Matthias Goldmann is Junior Professor of International Public Law and Financial Law at the Goethe University in Frankfurt. This guest post is Part 1 of a special series on TTIP that we’ll be running in the coming weeks.
The ongoing debate about the Transatlantic Trade and Investment Partnership (TTIP) has shed new light on the effects of trade on economic and social equality. While it is well understood in theory that free trade is likely to generate aggregate welfare benefits, in practice the allocation of these benefits seems to be highly unequal. In developed economies, free trade might lead to the outsourcing of jobs of low-skilled workers to places with lower labor costs. In developing economies, trade might generate low-skilled jobs, but with international competition preventing wages from rising. Entrepreneurs and trading companies rather than workers seem to collect a large share of the benefits of international trade. As I will argue, this threatens the economic, social and cultural rights (ESC rights) of low-skilled workers. Free trade agreements (FTAs) are therefore only acceptable to the extent that participating governments take measures to mitigate their impact on low-skilled workers. To generate revenue for such measures, states should devise strategies to combat international tax evasion and tax competition.
The job risks for low-skilled workers in both developed and developing economies pose a threat to their ESC rights. These rights are recognized by various international treaties, especially the International Covenant on Economic, Social and Cultural Rights. In developed economies, low-skilled workers might experience an infringement of their ESC rights as their enjoyment hinges to a large extent on paid labor. Education, access to health services, access to adequate nutrition, retirement benefits, or the possibility to participate in social and cultural activities presuppose, to varying extents, a job income. While there are variations from one country to another, the modern welfare state is generally built around paid labor. In developing economies, FTAs might entrench low wages and unsafe labor conditions, or lead to job losses through competition from even poorer countries, thereby depriving large segments of society of meaningful human development.

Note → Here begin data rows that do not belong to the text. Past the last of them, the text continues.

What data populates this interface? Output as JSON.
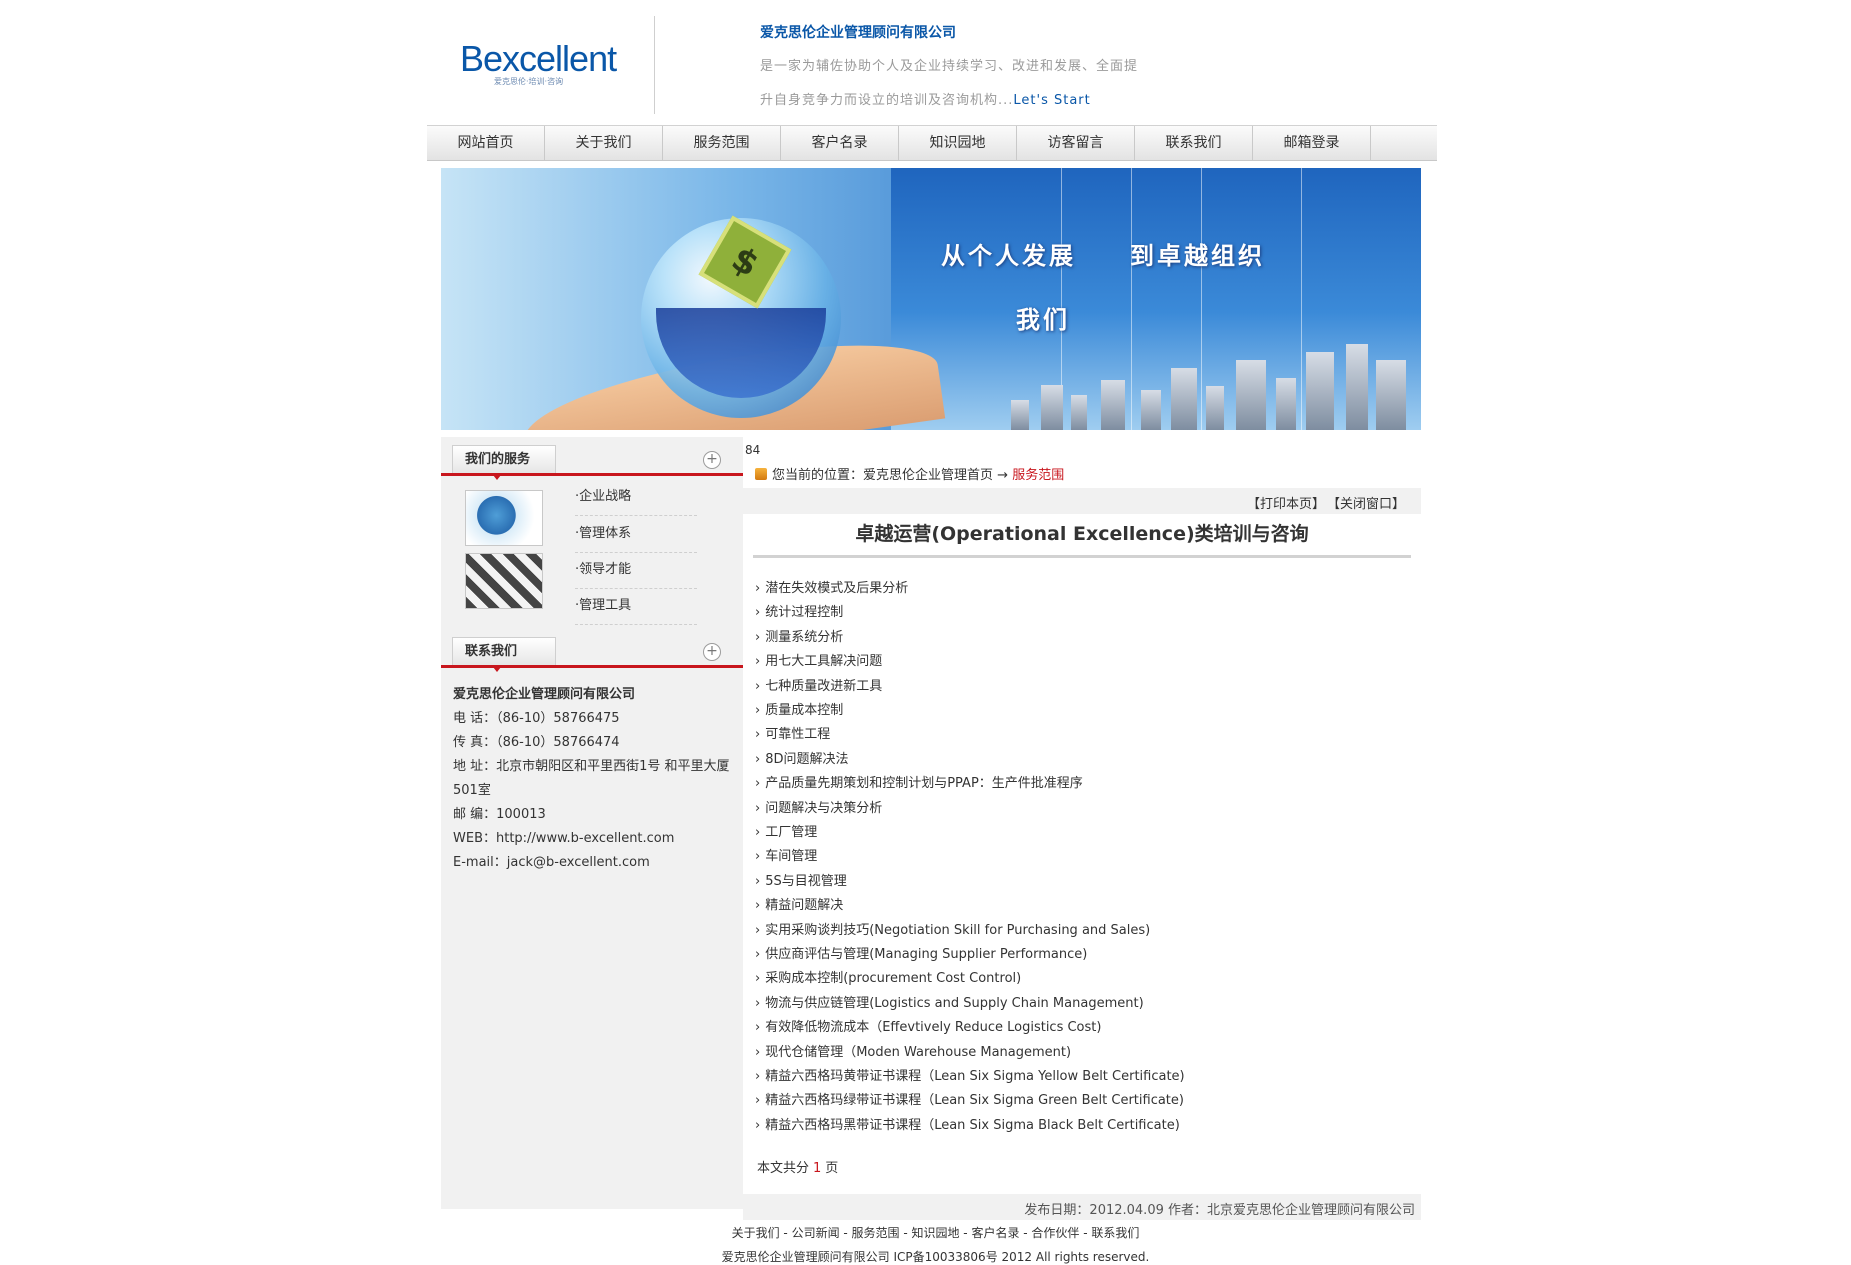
{
  "header": {
    "logo_text": "Bexcellent",
    "logo_sub": "爱克思伦·培训·咨询",
    "company_name": "爱克思伦企业管理顾问有限公司",
    "intro_line1": "是一家为辅佐协助个人及企业持续学习、改进和发展、全面提",
    "intro_line2": "升自身竞争力而设立的培训及咨询机构...",
    "intro_start": "Let's Start"
  },
  "nav": {
    "items": [
      "网站首页",
      "关于我们",
      "服务范围",
      "客户名录",
      "知识园地",
      "访客留言",
      "联系我们",
      "邮箱登录"
    ]
  },
  "banner": {
    "slogan_line1": "从个人发展　　到卓越组织",
    "slogan_line2": "我们",
    "chip_symbol": "$"
  },
  "sidebar": {
    "services_title": "我们的服务",
    "services": [
      "·企业战略",
      "·管理体系",
      "·领导才能",
      "·管理工具"
    ],
    "contact_title": "联系我们",
    "contact": {
      "company": "爱克思伦企业管理顾问有限公司",
      "phone": "电 话：（86-10）58766475",
      "fax": "传 真：（86-10）58766474",
      "address": "地 址：北京市朝阳区和平里西街1号 和平里大厦501室",
      "postcode": "邮 编：100013",
      "web": "WEB：http://www.b-excellent.com",
      "email": "E-mail：jack@b-excellent.com"
    }
  },
  "main": {
    "counter": "84",
    "breadcrumb_prefix": "您当前的位置：爱克思伦企业管理首页",
    "breadcrumb_arrow": "→",
    "breadcrumb_current": "服务范围",
    "print_label": "【打印本页】",
    "close_label": "【关闭窗口】",
    "title": "卓越运营(Operational Excellence)类培训与咨询",
    "items": [
      "潜在失效模式及后果分析",
      "统计过程控制",
      "测量系统分析",
      "用七大工具解决问题",
      "七种质量改进新工具",
      "质量成本控制",
      "可靠性工程",
      "8D问题解决法",
      "产品质量先期策划和控制计划与PPAP：生产件批准程序",
      "问题解决与决策分析",
      "工厂管理",
      "车间管理",
      "5S与目视管理",
      "精益问题解决",
      "实用采购谈判技巧(Negotiation Skill for Purchasing and Sales)",
      "供应商评估与管理(Managing Supplier Performance)",
      "采购成本控制(procurement Cost Control)",
      "物流与供应链管理(Logistics and Supply Chain Management)",
      "有效降低物流成本（Effevtively Reduce Logistics Cost)",
      "现代仓储管理（Moden Warehouse Management)",
      "精益六西格玛黄带证书课程（Lean Six Sigma Yellow Belt Certificate)",
      "精益六西格玛绿带证书课程（Lean Six Sigma Green Belt Certificate)",
      "精益六西格玛黑带证书课程（Lean Six Sigma Black Belt Certificate)"
    ],
    "pages_prefix": "本文共分",
    "pages_count": "1",
    "pages_suffix": "页",
    "publish_info": "发布日期：2012.04.09 作者：北京爱克思伦企业管理顾问有限公司"
  },
  "footer": {
    "links": "关于我们 - 公司新闻 - 服务范围 - 知识园地 - 客户名录 - 合作伙伴 - 联系我们",
    "copyright": "爱克思伦企业管理顾问有限公司 ICP备10033806号 2012 All rights reserved."
  },
  "colors": {
    "brand_blue": "#0a57a8",
    "accent_red": "#c8161d",
    "panel_gray": "#f1f1f1"
  }
}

It is not per se illegal for a measure like an FTA to reduce the enjoyment of ESC rights for some segments of society. But from a human rights perspective the mere expectation that it might produce aggregate benefits is not sufficient, either. Rather, the reductions in ESC rights enjoyment need to be non-discriminatory, proportionate, and never undercut a minimum level of enjoyment of each right. As FTAs tend to affect low-skilled workers more than other segments of society, they discriminate against them. When concluding FTAs, states therefore need to put in place adequate remedies in order to ensure the human rights enjoyment of those segments that are expected to lose from free trade.
Human rights law does not prescribe any specific remedies. Several options come to mind. First, states might provide incentives for businesses that can be reasonably expected to generate enough jobs, including jobs for low-skilled workers. Second, states might create a public labor market for low-skilled workers. Third, states might disconnect the enjoyment of crucial services from labor. One option to do so would be the introduction of a basic income. Another option would be the free provision of public services – an idea that has particular appeal since TTIP seems likely to require the privatization of certain public services, or prohibit their de-privatization. Whichever way a state wishing to sign a trade agreement chooses, the baseline for all these options is that they will be costly. States therefore need to ensure that they adequately tax the benefits expected from increased trade in order to generate revenue for the remedial measures.
However, globalization and free trade undermine exactly that capacity. The liberalization of trade relations during the last decades was not confined to trade in goods and services, but also comprised the movement of capital. As a consequence, multinational enterprises may now shift their profits to jurisdictions in which they have to pay less taxes – often without unfolding any meaningful economic activity on the ground. Enterprises or individuals might also develop complex patterns of financial flows involving numerous shell companies in offshore jurisdictions, which allow them to hide some of their wealth or revenue from tax authorities. Such strategies have led decision-makers in developed economies to reduce the tax rates on capital income and on high work incomes, hoping to prevent such practices from spreading further. At the turn of the millennium, the OECD launched a project against harmful tax competition. However, it did not go anywhere as some of its members benefitted from such practices. This made it very difficult to agree on a definition of “harmful” practices. During the last decade, the OECD has therefore shifted towards significantly less controversial activities. It facilitated the conclusion of many bilateral agreements on the exchange of tax-relevant information. However, the Panama Papers revealed the massive loopholes in these agreements. Some states just do not collect the relevant information, for example on the economic beneficiaries of a shell company. One cannot exchange information that does not exist.
This, however, points towards a promising strategy for states seeking to reconcile FTAs with their human rights obligations: they need to combine trade agreements with tax agreements which effectively combat tax evasion and tax competition. Recently, the OECD published proposals for the amendment of existing treaties on the avoidance of double taxation that are expected to have this effect. This would allow states to tap on the profits generated by free trade. Certainly, such treaty amendments need to take into consideration the situation of tax havens, which often enough do not have other sufficiently attractive business opportunities. To ensure truly fair trading conditions for them would be a first step in the right direction. In fact, it’s the original purpose of trade agreements.